What you need to know about the Navy's Expanded Sexual Assault Prevention and Response Initiatives
I’m pleased to introduce myself as the new director of the 21st Century Sailor Office, N17 and the Chief of Naval Operation Admiral Jonathan W. Greenert’s Sexual Assault Prevention and Response officer. This is an important job that encompasses many programs that are vital for keeping our Sailors safe, happy and productive.
Today, I would specifically like to address initiatives that have been put in place to combat sexual assault. The armed forces continue to provide the attention that this serious problem deserves and I am proud to explain the great efforts that the Navy is undertaking to provide a safe working environment for all Sailors.
What is the role of the CNO’s SAPR officer?
The SAPR officer is in charge of the development and implementation of training and policies throughout the Navy to eliminate sexual assault from our ranks.
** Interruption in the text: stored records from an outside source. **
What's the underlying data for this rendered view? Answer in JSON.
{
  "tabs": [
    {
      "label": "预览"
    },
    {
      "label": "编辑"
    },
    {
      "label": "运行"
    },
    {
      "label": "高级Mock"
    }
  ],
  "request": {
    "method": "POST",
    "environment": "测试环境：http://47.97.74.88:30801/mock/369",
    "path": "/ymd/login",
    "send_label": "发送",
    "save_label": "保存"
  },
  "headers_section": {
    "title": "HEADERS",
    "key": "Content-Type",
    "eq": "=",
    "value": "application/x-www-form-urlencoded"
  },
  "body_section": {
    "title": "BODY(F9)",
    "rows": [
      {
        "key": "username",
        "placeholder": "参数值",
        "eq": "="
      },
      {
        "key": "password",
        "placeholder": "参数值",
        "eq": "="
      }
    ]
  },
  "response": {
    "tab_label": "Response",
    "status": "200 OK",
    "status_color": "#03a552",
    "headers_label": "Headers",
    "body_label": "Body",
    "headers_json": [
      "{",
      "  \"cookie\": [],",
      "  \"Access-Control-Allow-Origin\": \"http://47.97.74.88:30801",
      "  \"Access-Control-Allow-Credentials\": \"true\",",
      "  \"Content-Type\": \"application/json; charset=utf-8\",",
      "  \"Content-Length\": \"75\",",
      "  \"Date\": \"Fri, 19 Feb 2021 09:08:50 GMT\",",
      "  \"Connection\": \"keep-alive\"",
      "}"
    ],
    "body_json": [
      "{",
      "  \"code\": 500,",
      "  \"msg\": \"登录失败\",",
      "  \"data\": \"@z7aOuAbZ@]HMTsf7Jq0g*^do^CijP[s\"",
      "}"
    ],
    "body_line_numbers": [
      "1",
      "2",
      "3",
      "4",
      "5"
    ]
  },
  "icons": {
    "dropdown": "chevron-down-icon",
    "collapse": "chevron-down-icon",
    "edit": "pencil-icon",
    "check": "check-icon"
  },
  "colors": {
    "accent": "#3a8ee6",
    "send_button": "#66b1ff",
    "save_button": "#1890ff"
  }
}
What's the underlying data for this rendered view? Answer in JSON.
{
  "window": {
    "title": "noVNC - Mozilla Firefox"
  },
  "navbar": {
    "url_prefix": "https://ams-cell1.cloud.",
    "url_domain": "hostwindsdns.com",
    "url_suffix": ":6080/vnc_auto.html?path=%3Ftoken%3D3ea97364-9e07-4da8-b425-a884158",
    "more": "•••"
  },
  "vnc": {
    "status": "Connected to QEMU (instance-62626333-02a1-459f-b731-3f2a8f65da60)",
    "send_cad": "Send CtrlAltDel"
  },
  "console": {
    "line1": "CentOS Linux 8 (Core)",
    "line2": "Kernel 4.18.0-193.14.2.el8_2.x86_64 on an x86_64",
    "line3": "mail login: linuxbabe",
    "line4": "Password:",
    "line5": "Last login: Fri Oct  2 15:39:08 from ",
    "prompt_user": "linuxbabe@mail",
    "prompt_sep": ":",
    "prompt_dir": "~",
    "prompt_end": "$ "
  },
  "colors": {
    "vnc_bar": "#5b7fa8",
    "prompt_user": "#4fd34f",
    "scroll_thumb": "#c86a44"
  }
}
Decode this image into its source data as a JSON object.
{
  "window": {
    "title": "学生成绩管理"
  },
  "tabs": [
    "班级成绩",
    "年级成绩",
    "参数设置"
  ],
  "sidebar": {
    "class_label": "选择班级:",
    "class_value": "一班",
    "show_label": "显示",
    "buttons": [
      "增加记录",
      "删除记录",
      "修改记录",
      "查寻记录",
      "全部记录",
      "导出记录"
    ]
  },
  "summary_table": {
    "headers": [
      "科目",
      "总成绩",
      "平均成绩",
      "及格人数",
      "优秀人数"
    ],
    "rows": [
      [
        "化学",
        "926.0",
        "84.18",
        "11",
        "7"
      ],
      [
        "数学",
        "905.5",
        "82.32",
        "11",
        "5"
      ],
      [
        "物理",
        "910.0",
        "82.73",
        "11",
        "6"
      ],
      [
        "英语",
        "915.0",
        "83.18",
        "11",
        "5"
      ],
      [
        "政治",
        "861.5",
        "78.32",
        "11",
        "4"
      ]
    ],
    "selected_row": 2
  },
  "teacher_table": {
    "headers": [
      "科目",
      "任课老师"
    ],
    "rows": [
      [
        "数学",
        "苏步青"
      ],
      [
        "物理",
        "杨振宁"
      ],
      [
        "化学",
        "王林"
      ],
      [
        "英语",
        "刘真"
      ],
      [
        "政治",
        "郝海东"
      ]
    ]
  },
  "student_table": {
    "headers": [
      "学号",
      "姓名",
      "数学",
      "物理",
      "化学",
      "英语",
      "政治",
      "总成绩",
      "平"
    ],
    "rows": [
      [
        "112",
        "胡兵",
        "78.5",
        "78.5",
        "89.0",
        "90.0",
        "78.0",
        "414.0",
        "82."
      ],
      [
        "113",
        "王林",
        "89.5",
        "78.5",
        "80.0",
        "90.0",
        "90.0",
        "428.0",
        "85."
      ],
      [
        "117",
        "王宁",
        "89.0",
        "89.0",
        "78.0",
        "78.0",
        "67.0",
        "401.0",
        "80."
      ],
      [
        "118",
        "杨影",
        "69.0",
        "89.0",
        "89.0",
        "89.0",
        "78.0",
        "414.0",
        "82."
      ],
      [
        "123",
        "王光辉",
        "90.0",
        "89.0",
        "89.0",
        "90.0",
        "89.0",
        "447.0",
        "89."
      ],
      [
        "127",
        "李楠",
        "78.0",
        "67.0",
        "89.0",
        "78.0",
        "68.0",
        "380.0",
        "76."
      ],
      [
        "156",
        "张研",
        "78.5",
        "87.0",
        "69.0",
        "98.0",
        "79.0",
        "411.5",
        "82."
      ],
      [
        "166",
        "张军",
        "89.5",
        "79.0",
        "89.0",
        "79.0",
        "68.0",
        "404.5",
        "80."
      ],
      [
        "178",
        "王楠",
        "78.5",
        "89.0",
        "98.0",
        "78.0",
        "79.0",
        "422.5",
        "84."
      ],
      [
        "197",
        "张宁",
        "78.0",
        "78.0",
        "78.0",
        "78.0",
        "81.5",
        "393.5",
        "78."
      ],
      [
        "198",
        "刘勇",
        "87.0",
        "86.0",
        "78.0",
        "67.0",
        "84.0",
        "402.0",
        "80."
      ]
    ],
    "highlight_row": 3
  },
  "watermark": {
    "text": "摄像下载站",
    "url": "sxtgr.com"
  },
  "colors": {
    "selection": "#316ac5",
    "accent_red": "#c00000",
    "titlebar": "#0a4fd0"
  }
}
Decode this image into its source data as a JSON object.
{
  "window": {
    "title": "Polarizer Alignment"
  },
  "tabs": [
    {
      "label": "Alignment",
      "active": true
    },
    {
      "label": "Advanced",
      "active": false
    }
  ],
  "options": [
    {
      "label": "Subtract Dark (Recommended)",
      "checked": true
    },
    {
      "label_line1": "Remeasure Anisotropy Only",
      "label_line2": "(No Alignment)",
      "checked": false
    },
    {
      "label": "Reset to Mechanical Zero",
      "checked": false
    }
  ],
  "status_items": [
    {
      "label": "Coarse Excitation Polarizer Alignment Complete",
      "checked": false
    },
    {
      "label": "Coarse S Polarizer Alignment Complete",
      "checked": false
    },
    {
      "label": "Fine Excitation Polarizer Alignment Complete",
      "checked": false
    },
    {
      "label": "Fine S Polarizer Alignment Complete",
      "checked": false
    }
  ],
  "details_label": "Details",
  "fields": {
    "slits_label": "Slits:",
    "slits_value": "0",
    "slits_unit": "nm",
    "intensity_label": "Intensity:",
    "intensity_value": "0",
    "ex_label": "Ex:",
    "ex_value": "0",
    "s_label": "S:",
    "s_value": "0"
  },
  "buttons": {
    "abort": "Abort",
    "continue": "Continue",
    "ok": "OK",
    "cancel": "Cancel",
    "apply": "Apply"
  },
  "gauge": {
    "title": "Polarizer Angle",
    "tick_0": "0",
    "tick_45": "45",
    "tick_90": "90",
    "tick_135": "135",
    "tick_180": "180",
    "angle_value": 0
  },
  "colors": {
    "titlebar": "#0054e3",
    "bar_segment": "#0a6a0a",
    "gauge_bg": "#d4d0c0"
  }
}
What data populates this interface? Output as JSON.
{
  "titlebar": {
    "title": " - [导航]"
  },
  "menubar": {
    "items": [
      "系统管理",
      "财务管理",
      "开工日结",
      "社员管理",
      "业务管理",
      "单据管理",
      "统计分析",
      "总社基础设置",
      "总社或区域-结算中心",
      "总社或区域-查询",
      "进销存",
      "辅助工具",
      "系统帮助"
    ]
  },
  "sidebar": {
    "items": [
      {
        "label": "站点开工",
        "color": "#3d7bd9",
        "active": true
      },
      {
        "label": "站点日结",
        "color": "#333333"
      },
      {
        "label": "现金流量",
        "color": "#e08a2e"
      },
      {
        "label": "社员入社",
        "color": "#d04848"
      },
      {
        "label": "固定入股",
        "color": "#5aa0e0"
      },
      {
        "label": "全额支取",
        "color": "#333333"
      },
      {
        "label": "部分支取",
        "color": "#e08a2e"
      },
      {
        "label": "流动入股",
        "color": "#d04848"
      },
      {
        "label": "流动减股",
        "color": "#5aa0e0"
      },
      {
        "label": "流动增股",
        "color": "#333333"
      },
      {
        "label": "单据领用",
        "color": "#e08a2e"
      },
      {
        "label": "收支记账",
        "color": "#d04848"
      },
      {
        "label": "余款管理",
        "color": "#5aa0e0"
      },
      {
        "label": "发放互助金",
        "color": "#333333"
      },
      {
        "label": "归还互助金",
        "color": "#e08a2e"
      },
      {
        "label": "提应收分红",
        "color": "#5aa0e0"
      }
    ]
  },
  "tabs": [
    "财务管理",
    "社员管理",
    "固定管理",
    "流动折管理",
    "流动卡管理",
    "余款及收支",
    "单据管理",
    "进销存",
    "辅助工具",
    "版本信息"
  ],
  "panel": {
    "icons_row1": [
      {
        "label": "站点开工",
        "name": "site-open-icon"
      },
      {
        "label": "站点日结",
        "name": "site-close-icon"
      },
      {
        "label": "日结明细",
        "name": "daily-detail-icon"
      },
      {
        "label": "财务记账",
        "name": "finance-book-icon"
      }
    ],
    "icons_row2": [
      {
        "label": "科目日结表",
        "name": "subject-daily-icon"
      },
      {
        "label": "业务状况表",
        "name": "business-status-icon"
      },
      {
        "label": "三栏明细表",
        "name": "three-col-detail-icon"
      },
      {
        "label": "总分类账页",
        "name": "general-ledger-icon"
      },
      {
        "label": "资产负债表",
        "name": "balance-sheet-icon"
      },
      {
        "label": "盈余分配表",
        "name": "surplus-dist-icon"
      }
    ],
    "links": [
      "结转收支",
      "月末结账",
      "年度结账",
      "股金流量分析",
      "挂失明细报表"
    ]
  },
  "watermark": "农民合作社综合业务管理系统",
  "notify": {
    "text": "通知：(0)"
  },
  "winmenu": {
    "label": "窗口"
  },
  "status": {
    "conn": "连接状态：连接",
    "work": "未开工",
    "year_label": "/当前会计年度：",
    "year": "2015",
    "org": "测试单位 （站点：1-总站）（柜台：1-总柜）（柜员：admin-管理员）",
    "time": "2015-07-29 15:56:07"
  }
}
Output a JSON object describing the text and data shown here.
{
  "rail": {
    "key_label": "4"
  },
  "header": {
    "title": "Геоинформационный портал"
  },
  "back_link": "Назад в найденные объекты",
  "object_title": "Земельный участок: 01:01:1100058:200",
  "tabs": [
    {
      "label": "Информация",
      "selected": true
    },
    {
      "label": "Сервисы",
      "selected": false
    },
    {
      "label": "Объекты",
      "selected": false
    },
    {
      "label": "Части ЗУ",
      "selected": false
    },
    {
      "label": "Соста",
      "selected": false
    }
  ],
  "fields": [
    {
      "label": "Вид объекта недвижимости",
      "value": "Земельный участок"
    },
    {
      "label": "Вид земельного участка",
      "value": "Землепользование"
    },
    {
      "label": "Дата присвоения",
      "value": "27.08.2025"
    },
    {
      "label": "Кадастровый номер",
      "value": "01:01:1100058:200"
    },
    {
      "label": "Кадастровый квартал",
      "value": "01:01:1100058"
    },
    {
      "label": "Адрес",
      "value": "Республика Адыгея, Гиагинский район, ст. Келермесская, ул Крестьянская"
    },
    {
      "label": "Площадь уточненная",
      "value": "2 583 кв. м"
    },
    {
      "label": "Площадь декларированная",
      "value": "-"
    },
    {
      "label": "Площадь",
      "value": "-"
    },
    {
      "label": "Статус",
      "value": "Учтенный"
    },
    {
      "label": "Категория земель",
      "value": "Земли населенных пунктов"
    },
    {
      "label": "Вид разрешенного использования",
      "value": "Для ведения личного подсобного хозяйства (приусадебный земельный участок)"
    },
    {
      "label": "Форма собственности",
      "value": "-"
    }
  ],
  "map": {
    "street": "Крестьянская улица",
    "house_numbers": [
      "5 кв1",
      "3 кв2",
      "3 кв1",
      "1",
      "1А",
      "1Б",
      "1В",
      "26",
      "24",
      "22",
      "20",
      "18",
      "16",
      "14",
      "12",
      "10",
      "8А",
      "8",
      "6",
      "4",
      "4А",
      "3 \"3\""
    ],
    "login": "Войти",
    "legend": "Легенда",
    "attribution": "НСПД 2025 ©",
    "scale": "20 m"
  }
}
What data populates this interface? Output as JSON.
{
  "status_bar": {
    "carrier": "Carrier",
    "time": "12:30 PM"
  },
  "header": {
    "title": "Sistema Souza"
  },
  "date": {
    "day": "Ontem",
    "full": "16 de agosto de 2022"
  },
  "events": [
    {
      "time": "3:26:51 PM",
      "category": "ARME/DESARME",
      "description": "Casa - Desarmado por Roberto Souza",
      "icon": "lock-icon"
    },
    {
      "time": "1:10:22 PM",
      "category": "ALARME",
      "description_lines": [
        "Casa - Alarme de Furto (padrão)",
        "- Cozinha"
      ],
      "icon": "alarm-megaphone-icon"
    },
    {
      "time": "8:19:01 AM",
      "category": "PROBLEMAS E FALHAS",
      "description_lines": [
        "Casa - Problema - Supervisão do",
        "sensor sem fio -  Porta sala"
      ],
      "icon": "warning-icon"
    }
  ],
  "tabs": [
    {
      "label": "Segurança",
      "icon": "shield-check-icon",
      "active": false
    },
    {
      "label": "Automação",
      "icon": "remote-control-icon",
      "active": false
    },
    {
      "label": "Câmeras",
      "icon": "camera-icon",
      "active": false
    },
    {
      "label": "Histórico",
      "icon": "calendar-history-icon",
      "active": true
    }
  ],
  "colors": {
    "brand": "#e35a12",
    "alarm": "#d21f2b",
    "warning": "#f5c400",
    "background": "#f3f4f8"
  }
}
Sexual assault is a safety and readiness issue for our force, and we must address it with efforts at all levels of the chain of command. The increased focus the Navy is giving to his high-priority mission demands dedicated positions within our force as well as bringing additional specialized professionals onboard.
What sorts of professionals are being hired and where will they be?
We will be hiring civilians with experience responding to cases of sexual assault. These resiliency counselors will be deployed with carrier strike groups, expeditionary strike groups and amphibious ready groups by the end of fiscal year 2014. They provide services, support and coordination for sexual assault prevention and response. However, resiliency counselors are not limited to assisting with issues related to sexual assault; they are also there to help Sailors cope with stress, depression, thoughts of suicide, or other life situations. The overall health of our Sailors is a top priority that will improve by adding these skilled professional counselors to our fleet.
What new roles within the ranks are being developed?
Each Navy installation and fleet concentration area will have a senior flag officer designated to lead the area SAPR program. This officer will establish discussions between installation representatives, members from the command, and the local community to review progress in eliminating sexual assault. At higher echelon commands, an O-4 or above will serve as the designated SAPR officer, who will coordinate command SAPR objectives and report progress directly to the commander.
Many of the cases of sexual assault occur among junior enlisted. What are you doing to specifically address this population of Sailors?
Rigorous SAPR training has already been incorporated into the curriculum at boot camp in Great Lakes. We have received very positive response to this and plan to roll out this process to other Navy installations. Additionally, as part of our recent initiatives, we want to ensure that new accessions remain aware of the seriousness of this crime. Roving barracks patrols will be initiated and well as surveying of potentially vulnerable areas to determine if improvements need to be made to create a safer environment.
How will progress be monitored?
There are several methods available for a Sailor to report a sexual assault; it is only by encouraging victims to come forward that we can ensure the victim gets the help they need and that leadership can accurately determine the magnitude of the problem. However, because some may be reluctant to come forward, anonymous command climate surveys play an important role in making leadership aware of any problems or concerns within their command. A command climate survey must be done within 90 days of any new commanding officer assuming command and then once every 12 months thereafter. I encourage every Sailor to take these surveys seriously and answer the questions in them honestly. Only through your help and participation can we learn about problems or concerns that we need to address and correct.
For more information on these latest initiatives see NAVADMIN 181/13.
Additional information and resources to combat sexual assault is available at www.sapr.navy.mil. Sexual assault affects Navy readiness, and the Navy is committed to preventing sexual assault. Join the Navy’s conversation about sexual assault on social media and help raise awareness by using #NavySAPR.
What do you think about these initiatives to combat sexual assault?